The flap copy actually undersells Nora Webster, odd as that sounds. Scribner would have us believe it’s a story about a newly widowed Irishwoman in her forties, trying to cope with loss, loneliness, and her struggles to raise four children on her meager savings. But it’s also how Nora, paralleling the feminist movement of the late 1960s–which seeps into the narrative around the edges–literally and figuratively finds her own voice.

Tower in Wexford, Ireland, 2008. (Courtesy Ian Murphy; public domain in the U.S.)

Tower in Wexford, Ireland, 2008. (Courtesy Ian Murphy; public domain in the U.S.)

At the start, Nora’s preoccupied with fending off well-wishers who continue to press her with platitudes about Maurice, her late husband, who died a few months before. In this small town in County Wexford, not only does everyone know everyone else’s business, they consider it their right to judge it, from clothes to hairstyles to whatever they assume is right and proper. Nora suffers intensely from scrutiny, real or imagined, and–in the beginning–curbs herself to try to avoid it, partly by putting up with the intrusion.

As with everything about her, you see many sides, not all of them sympathetic–her desperate need to grieve by herself; her passivity at allowing anyone to interrupt; her anger at herself for it; her self-absorption, which costs her children, especially her two young sons; and the patronizing way her relatives try to fix her life. They even have good ideas, and the money to implement them, which forces Nora to choose between accepting needed help or insisting on her independent authority.

However, there’s much more. She notices, for the first time, how her sisters pay close attention to whatever a man says, never fussing or trying to do two tasks at once while he speaks, as they would if it were only Nora. To these women, she’s not really there, she realizes. Further, when the conversation turns to politics, one sister asks the men what they think, but nobody ever asks her, though she has strong opinions. Maurice never asked her either, apparently, which makes Nora wonder whether she’ll be speaking up more, now that he’s gone.

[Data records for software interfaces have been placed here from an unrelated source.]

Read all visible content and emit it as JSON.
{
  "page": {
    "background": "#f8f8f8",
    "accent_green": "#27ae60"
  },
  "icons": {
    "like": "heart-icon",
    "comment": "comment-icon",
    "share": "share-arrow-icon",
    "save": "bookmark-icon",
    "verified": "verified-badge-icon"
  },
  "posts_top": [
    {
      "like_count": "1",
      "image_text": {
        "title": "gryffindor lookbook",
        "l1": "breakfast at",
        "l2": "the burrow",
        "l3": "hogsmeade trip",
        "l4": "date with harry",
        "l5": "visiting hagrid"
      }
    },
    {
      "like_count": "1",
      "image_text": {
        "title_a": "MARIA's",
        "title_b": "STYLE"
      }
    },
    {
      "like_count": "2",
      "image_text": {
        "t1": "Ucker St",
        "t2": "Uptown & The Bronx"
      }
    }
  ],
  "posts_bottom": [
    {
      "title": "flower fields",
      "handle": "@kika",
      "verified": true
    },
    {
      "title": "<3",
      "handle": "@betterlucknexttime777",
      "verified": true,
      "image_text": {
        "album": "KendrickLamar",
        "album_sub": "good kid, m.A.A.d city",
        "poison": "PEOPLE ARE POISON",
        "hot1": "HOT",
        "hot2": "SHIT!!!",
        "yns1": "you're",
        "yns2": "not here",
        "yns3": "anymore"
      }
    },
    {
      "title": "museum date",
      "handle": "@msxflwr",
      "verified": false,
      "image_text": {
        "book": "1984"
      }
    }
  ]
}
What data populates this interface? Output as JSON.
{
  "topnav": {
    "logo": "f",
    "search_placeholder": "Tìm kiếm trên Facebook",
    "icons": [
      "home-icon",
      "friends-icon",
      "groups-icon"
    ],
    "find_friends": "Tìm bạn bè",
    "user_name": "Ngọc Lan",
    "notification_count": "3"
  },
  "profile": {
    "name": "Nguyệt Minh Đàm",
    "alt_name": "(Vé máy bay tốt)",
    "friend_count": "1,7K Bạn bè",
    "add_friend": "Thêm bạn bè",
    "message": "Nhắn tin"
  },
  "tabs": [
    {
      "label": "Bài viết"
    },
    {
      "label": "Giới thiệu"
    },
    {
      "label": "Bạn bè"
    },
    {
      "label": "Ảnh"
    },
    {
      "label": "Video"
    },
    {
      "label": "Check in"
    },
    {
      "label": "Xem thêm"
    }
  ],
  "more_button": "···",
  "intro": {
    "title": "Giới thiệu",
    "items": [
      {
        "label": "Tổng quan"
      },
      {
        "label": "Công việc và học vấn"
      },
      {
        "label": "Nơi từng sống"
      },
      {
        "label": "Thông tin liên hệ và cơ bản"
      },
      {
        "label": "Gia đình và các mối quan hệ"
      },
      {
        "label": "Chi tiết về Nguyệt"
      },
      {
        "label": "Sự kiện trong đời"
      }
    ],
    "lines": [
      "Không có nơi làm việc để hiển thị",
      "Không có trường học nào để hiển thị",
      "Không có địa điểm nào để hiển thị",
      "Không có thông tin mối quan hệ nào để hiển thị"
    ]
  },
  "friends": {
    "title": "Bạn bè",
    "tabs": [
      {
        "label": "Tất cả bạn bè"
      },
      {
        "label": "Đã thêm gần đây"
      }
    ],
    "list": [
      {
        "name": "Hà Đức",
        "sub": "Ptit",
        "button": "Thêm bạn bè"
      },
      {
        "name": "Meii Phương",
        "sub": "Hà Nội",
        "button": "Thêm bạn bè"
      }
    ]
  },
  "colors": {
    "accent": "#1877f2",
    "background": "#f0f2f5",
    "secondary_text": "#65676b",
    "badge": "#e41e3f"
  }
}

Oh, yes, she will. Nora can be oppositional and intimidating, so much so that she’s scared her children, who talk more openly with their aunts and uncles. Gradually, however, she turns her strength toward what she wants and believes in, despite what others may say or think. Much is happening in Ireland–killings between Catholic and Protestant, protesters beaten or killed, demands for better working and living conditions, voices raised for feminism. And Nora’s television is always on, bringing news of change into her household. So when she returns to the job she once held before her marriage, she’s no longer the pushover she once was, and even joins a union. Toíbín is too good a novelist to make this transition simple–Nora scuffles with herself, endlessly–but she sheds her reticence and expands her life.

Most significantly, Nora has always had a fine singing voice but never trained or used it. Now she does, taking lessons from a woman whom everyone else finds too eccentric; in fact, all Nora’s new friends have that reputation. It’s the perfect metaphor to describe Nora’s life as a widow: For once, she has found her own voice, and damn the gossips.

Colm Toíbín has written a lovely, moving novel about a woman suffering through heartbreak, but also a novel about the 1960s that feels lived in (and much more satisfying than Cementville, which I reviewed earlier this week). What a story.

Disclaimer: I obtained my reading copy of this book from the public library.